The quartet on this album (Jones on trumpet, Luques Curtis on bass, Orrin Evans on piano, and Obed Calvaire) put together one of the most engaging, repeat-listen-worthy albums of the year. It's not groundbreaking, genre-pushing stuff, but it turns out that a blues or a jazz standard played well and with conviction is as good as it gets. Proof? Check out "I Don't Give a Damn Blues" or "How High The Moon" here. The solos unfold with a perfect logic and melody to them and the tunes are full-blown tunes, not just sketches. Jones and company fill out each song on this album with beautiful playing, and their time together shows on (this is their fifth album together), as the group interaction is fantastic throughout.
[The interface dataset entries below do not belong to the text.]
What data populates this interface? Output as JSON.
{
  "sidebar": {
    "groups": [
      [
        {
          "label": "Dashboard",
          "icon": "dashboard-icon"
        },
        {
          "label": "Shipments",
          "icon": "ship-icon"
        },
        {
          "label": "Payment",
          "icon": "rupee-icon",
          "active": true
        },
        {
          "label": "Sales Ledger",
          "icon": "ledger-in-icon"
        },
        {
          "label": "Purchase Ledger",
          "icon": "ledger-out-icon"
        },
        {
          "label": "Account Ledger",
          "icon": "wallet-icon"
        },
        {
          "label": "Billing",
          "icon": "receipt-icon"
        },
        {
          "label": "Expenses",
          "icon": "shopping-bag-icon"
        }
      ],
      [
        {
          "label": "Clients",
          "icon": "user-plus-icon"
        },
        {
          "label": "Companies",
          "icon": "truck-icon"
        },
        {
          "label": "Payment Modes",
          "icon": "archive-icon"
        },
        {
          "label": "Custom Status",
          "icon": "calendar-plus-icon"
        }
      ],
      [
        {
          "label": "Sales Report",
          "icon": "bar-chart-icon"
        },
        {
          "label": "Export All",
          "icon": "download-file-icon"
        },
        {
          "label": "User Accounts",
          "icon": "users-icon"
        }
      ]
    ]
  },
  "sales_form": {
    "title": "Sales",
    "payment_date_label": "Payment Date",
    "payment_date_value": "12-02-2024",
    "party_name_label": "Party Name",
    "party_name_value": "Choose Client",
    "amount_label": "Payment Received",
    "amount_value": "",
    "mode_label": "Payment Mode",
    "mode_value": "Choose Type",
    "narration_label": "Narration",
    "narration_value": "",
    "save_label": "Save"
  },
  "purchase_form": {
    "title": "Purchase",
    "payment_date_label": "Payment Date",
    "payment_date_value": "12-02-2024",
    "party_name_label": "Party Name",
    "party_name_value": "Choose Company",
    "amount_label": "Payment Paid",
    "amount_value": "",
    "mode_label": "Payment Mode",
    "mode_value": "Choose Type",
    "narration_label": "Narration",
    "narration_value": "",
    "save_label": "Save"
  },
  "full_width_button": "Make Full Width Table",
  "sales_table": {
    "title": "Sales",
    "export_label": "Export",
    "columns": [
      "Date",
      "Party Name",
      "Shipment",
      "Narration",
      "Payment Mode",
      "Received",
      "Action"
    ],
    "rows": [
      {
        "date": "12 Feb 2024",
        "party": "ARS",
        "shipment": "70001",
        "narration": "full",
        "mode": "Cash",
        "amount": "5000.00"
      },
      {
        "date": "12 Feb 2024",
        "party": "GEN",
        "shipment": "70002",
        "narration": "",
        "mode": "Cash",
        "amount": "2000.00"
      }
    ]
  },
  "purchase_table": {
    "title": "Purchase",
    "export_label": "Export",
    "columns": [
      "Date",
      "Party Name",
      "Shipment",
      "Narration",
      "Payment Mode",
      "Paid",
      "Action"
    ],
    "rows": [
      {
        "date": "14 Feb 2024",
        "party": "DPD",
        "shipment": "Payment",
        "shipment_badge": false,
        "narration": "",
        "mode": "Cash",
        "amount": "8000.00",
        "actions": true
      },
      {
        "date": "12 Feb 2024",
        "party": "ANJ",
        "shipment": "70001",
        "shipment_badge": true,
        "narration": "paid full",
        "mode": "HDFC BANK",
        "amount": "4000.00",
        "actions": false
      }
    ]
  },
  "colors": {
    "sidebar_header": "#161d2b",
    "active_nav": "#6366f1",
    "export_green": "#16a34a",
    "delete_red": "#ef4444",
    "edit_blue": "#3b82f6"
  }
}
2. Takuya Kuroda - Rising Son (Blue Note)
Trumpeter Takuya Kuroda played on Jose James' excellent 2013 album No Beginning, No End, and James shows up to produce Rising Son and add vocals to this group's version of "Everybody Loves the Sunshine". But this is Kuroda's album, and it's one that grows on you. The album has improvisation, but that's not the point here - the groove is front and center throughout, and the compositions are strong enough to carry the album. Of course this wouldn't be what it is without the musicianship of Kuroda on trumpet, Kris Bowers on keys, Solomon Dorsey on bass, Corey King on trombone, and Nate Smith on drums (plus a guest turn from Lionel Loueke one one track and Jose James on another). Some of the most memorable melodies of this year or any other and a strong beat throughout.

1. Stan Douglas - Luanda-Kinshasa
It's a crime that this never saw any sort of commercial release, based on the clips that were put online. Jason Moran, Jason Lindner, Kimberly Thompson, and Burniss Earl Travis, among others, all produced by Scotty Hard!!?? The groove on this is just insanely good. Consider this an appeal to the music gods to make this available in some form…

Stan Douglas - "Luanda-Kinshasa" Exhibition from Triple Martini Productions on Vimeo.